Dear ColleaguesAs we all know – at various times one can be absolutely overwhelmed with work and ‘issues’ to deal with. Nothing unusual in the engineering workforce especially with project type work and harsh deadlines to meet. Examples of stress include: you may feel that you can’t cope with yet another email as you have this seemingly unlimited list of tasks to do; the phone is ringing with urgent requests; people are shouting at you for your decision on a crucial project; you have to prepare for an awkward presentation next week… and there are snide comments about possible cost overruns with a project you are managing. And to add insult to injury, you may feel that in your leisure time at home that you should be working to catch up.It is important to deal with these times effectively so that you can pop out the other side with the[…]
Aug 6, 2018 | 07:04 am
Dear ColleaguesI believe most of us get to some stage in our lives where you start asking the inevitable questions such as: am I doing the right thing; am I in the right company or career; am I progressing somewhere; am I going to be financially secure when I am older; isn’t this work somewhat predictable and boring; should I be doing something more exciting and rewarding…. ?This is where you are seeking more meaning, fulfilment and satisfaction in your career (and indeed, life) against the backdrop of the usual financial pressures of paying off a home, car and putting the kids through (private) school and trying to afford an upcoming entertaining vacation. A veritable vice grip of constraints. And naturally, in keeping your family relationships on an even happy keel.This questioning period happens especially in mid life. You have realized that you aren’t immortal – time is moving on,[…]
Jul 31, 2018 | 23:31 pm
Dear ColleaguesWhen I am discussing a critical issue with a colleague and confirming that he has ‘got it and agrees with my sentiments’, I also look carefully at his body language and I am never disappointed. Arms folded tightly, a quizzical frown and avoiding a direct glance are sure signals that what I have said hasn’t gone down well and disagreement is in the air.You need to study body language – that interesting combination of facial and eye movements and limbs - perhaps overlaced with the tone of your voice. Apparently, only 10% of the meaning transferred between two people talking is via words – the rest – a huge 90% is through that ungainly combination of tone of voice and body language.How to Use Body Language more EffectivelyTypical elements of body language include:Closed Body Posture. This means the person is hunched over, arms tightly wrapped around the body, legs[…]

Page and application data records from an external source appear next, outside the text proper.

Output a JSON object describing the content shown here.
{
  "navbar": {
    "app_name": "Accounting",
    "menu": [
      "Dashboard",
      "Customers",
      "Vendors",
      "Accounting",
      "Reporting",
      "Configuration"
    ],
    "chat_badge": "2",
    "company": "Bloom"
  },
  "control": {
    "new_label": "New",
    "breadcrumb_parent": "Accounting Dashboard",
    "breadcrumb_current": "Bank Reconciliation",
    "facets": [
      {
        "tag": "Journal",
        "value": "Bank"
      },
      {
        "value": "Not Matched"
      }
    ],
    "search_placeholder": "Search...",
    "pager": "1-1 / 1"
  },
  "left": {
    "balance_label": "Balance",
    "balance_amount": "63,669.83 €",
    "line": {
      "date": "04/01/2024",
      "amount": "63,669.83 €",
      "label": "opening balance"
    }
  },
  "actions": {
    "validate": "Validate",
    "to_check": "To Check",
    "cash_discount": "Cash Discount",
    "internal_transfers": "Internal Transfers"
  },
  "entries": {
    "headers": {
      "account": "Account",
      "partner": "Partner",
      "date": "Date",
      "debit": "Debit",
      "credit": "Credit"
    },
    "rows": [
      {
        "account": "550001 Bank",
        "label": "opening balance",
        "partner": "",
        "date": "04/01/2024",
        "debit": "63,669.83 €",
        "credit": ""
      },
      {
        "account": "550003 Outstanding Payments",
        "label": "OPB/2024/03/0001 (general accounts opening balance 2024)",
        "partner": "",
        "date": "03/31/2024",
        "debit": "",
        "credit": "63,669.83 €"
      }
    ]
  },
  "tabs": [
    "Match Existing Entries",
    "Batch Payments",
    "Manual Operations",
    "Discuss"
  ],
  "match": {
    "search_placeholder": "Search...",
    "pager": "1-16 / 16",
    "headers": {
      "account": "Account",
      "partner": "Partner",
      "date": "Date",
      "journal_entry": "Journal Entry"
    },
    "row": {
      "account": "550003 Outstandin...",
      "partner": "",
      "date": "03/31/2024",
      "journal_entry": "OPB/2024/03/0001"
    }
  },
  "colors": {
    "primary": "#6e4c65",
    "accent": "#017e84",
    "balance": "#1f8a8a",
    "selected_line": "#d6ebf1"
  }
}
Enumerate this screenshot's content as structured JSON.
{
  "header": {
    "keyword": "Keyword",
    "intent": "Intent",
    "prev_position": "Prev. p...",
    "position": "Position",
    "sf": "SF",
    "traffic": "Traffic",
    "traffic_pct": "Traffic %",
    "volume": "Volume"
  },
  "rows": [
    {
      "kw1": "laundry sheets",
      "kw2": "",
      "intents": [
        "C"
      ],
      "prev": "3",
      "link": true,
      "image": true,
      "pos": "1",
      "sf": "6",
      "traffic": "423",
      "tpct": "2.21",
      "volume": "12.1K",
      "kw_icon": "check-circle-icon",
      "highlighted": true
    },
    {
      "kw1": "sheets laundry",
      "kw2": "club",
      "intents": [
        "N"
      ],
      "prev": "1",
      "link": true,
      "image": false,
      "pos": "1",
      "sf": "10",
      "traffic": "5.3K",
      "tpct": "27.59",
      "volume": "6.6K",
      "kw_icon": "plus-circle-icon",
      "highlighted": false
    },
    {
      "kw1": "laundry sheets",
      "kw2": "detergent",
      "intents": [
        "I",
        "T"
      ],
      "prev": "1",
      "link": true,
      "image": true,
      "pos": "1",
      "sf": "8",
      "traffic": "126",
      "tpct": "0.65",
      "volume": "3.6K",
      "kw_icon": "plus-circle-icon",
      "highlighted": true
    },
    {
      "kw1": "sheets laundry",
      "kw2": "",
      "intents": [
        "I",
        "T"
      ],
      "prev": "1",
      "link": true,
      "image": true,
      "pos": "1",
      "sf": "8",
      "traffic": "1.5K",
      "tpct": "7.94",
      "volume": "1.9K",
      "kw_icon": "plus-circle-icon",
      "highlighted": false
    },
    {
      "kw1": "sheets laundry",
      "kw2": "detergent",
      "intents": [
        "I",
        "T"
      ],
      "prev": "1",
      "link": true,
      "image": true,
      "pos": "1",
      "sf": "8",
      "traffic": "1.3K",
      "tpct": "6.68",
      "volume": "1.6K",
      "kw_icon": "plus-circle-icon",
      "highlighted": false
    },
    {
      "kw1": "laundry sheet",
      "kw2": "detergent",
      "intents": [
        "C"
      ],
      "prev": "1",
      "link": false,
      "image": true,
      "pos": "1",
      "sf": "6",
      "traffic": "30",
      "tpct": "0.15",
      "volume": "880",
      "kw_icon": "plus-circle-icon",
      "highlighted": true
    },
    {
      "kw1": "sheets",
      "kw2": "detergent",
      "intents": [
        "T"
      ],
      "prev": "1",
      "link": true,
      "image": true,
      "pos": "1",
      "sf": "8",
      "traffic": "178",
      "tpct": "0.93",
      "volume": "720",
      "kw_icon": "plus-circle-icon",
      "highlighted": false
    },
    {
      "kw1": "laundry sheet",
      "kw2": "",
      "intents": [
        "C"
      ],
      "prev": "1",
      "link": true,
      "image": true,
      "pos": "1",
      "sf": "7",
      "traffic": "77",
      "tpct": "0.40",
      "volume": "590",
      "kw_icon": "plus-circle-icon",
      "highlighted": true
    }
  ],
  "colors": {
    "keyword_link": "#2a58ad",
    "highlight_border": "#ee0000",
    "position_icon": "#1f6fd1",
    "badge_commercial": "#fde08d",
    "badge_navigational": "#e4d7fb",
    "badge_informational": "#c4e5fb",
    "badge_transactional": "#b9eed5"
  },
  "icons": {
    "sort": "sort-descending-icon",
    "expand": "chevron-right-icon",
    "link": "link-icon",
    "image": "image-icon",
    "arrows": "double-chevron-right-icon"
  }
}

Apr 23, 2008 | 01:12 am
Dear ColleaguesI must confess I have always imagined engineers and technicians as the rough and tough, Wild West action types (who work out in the field in pioneering conditions), compared to our more dilettante, cultured brothers and sisters in Law, Medicine and the Arts. In a book entitled Does the Engineer Need Culture?, Prof. John Peck from City College, in New York remarked that engineers were “rough, tough spirits” who took “pride in cultivating construction-camp and bar-room manners rather than the deportment that would grace a drawing room”. Robert Noyce, the co-inventor of the integrated circuit, who himself came from the small town of Grinnell, in Iowa, said: “In a small town, when something breaks down, you don’t wait around for a new part because it’s not coming. “You make it yourself.” Interestingly, many of the founders of Silicon Valley came from small rural towns. In the biography; ‘The Tinkerings[…]